Today Mozilla has released Firefox 3 for free download. It is a big milestone for the most popular, free and open source web browser. It is the result of three years of combined efforts from thousands of developers, security experts, localization and support communities, and testers from around the globe. It is now available in 50 languages. This new release is two to three times faster than its predecessor and offers more than 15,000 improvements, including the revolutionary smart location bar, malware protection, and extensive under the hood work to improve the speed and performance of the browser. I simply love the new Firefox 3 smart location bar. The Firefox 3 Library archives browsing history, bookmarks, and tags, where they can be easily searched and organized. You can remember, search and organize your favorite website with the help of one-click bookmarking and tagging options in Firefox 3. Also, it is very easy to make the website more readable by using full-page zoom displays.
Firefox 3 development is done by using powerful new Gecko 1.9 platform, resulting in a safer, easier to use and more personal product. Now Firefox 3 uses less memory while it’s running as its redesigned page rendering and layout engine means users see Web pages two to three times faster than Firefox 2. For security point of view, the new malware and phishing protection helps protect from viruses, worms, trojans and spyware to keep people safe on the internet. Moreover, Firefox 3′s one-click site ID information allows users to verify that a site is what it claims to be. Firefox 3 allows users to customize their browser with more than 5,000 add-ons. You can easily manage tasks like participating in online auctions, uploading digital photos, seeing the weather forecasts, and listening to music with the help of Firefox 3. The new Add-ons Manager helps us to find and install add-ons directly from the browser.

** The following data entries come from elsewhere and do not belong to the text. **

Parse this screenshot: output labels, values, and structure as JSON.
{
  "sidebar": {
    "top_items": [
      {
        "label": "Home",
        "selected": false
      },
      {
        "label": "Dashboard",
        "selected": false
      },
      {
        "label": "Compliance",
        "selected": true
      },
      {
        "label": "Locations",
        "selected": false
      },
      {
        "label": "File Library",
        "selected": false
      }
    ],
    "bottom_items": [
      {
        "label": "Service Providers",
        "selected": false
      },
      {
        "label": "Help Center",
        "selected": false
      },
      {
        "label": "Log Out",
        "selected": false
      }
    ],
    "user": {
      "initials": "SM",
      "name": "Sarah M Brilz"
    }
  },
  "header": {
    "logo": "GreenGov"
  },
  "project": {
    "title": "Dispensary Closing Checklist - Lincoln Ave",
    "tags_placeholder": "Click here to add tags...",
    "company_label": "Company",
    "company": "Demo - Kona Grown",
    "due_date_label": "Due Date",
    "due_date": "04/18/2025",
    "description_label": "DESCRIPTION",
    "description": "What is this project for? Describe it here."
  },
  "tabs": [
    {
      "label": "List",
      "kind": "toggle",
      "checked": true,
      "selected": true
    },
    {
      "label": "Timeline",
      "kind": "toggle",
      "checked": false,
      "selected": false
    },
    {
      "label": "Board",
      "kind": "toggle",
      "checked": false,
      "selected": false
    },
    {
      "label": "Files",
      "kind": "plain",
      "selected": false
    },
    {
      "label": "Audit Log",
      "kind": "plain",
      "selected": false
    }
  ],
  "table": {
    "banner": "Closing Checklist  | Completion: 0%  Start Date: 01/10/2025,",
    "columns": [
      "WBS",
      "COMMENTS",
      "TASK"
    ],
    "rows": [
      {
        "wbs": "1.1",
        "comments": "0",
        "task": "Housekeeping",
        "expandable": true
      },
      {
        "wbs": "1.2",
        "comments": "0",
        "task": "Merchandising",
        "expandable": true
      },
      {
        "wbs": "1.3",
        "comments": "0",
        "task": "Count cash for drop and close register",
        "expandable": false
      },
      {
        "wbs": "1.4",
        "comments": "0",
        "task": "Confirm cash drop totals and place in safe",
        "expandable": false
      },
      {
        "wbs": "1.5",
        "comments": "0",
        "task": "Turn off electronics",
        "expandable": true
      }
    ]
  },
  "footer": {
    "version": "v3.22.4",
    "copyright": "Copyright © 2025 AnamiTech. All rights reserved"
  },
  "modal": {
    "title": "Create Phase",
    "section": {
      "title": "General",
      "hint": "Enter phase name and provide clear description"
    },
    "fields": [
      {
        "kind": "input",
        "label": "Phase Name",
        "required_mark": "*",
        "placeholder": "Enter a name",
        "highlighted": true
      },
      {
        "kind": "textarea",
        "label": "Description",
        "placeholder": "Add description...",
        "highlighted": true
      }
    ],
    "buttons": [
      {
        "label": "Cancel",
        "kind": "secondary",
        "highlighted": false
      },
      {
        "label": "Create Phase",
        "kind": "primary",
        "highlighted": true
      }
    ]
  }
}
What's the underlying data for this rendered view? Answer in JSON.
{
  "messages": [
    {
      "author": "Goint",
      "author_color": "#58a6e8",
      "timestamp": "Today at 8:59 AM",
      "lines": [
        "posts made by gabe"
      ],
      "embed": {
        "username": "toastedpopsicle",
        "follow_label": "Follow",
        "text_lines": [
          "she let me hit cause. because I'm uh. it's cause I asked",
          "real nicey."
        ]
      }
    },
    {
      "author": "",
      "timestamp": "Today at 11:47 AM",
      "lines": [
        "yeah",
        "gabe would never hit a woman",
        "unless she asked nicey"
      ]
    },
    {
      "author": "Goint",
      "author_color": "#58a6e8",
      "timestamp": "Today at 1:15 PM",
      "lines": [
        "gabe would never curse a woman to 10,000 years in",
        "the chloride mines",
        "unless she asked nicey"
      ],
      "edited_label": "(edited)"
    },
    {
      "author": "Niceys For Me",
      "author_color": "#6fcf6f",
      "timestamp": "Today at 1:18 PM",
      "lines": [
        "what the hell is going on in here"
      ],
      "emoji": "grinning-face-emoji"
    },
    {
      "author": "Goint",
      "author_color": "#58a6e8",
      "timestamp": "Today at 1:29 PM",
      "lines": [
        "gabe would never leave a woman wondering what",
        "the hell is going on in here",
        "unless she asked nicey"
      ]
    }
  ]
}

“We’re really proud of Firefox 3 and it just shows what a committed, energized global community can do when they work together,” John Lilly, CEO of Mozilla.